_EXERCISE DIRECTIONS:_ Copy each line of the listing where the word "JSON" can be found.

________________

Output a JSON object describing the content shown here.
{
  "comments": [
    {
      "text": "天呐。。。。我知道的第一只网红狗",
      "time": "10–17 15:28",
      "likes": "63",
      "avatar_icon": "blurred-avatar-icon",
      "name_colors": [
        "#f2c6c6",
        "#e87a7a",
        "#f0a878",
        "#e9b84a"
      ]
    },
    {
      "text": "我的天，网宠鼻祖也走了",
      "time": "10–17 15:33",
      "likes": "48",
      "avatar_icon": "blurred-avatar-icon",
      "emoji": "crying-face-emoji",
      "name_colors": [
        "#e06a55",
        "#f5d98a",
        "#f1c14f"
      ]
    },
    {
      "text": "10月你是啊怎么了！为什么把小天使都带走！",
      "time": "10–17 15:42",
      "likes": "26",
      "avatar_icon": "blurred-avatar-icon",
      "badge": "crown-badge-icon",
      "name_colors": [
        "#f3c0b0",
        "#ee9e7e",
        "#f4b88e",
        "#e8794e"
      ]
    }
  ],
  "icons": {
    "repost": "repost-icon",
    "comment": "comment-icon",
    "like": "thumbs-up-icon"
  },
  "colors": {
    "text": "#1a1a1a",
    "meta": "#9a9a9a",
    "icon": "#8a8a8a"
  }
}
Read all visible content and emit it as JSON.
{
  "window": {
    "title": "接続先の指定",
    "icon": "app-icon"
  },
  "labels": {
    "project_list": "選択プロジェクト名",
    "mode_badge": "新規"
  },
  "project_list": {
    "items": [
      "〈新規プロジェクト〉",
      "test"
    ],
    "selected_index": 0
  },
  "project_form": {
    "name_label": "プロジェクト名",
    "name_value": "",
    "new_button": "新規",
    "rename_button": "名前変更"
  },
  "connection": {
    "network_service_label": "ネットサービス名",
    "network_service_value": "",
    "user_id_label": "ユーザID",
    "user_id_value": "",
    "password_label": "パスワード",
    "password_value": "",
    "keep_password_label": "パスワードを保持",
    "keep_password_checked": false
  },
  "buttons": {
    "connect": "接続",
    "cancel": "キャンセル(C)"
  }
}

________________

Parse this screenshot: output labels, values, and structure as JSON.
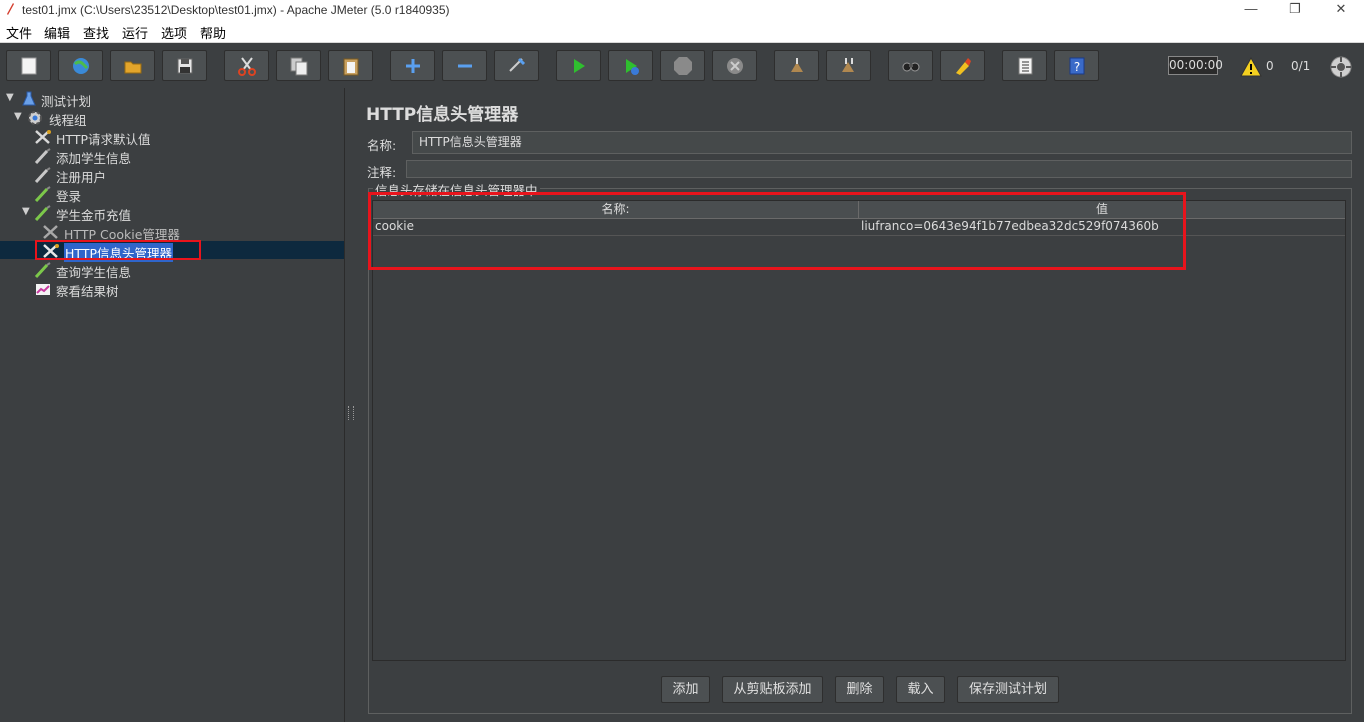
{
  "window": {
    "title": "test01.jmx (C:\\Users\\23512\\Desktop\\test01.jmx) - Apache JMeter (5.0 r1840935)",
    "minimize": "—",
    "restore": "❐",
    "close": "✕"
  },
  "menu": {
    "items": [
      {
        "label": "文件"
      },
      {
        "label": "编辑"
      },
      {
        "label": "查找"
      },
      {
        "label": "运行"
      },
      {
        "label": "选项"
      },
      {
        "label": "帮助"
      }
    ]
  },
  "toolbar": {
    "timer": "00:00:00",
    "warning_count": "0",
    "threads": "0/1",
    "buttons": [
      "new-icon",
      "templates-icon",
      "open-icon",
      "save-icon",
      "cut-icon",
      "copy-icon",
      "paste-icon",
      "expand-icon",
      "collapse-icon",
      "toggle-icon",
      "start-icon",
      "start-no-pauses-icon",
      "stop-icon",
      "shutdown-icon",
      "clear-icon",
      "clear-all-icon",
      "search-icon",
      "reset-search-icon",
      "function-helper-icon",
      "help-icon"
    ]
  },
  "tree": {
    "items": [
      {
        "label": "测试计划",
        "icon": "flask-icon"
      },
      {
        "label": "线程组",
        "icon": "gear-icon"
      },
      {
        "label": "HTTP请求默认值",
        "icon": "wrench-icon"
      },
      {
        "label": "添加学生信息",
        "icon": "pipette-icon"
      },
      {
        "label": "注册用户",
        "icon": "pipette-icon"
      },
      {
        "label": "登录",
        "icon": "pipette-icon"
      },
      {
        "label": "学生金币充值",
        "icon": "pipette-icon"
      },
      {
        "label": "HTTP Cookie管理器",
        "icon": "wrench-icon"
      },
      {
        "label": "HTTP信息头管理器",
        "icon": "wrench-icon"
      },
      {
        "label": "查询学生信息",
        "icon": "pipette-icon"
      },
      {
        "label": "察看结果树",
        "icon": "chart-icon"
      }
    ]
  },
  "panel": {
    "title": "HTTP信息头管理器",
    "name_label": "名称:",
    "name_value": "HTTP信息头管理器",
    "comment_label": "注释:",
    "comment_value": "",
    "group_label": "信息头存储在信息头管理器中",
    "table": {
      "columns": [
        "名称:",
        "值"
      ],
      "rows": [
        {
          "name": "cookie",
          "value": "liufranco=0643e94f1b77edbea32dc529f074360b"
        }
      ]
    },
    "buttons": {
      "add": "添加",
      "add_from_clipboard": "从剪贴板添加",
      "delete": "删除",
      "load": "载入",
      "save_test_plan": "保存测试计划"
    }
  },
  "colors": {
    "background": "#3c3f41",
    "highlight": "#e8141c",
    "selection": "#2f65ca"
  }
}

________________

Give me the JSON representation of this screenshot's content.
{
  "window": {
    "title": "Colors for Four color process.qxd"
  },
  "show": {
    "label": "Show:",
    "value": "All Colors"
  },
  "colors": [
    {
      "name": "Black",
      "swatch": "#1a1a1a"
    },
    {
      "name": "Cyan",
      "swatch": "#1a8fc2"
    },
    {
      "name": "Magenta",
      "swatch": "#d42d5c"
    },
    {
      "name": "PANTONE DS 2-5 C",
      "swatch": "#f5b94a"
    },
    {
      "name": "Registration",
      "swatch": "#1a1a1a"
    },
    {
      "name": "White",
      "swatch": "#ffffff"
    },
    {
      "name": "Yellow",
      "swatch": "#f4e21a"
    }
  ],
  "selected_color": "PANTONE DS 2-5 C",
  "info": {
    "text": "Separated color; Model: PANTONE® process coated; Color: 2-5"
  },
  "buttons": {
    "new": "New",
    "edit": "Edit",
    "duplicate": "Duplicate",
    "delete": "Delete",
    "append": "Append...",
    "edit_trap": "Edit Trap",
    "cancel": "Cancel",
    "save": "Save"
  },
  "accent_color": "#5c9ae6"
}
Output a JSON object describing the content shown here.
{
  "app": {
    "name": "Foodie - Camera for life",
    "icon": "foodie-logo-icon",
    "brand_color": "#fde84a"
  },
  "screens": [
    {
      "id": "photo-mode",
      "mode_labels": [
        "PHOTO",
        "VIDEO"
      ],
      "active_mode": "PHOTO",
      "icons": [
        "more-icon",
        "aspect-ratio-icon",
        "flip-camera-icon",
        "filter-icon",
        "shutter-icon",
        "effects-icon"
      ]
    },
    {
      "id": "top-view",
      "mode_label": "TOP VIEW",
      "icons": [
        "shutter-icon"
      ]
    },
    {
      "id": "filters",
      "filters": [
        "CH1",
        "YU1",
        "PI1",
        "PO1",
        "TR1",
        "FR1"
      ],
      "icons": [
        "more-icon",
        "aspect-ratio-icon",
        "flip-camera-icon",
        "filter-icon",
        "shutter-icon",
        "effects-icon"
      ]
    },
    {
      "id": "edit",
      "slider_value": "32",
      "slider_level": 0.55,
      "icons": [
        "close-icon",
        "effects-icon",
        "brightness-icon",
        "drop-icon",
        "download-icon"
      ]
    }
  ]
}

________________

_OUTPUT BELOW:_
Output a JSON object describing the content shown here.
Read all visible content and emit it as JSON.
Parse this screenshot: output labels, values, and structure as JSON.
Give me the JSON representation of this screenshot's content.
Output a JSON object describing the content shown here.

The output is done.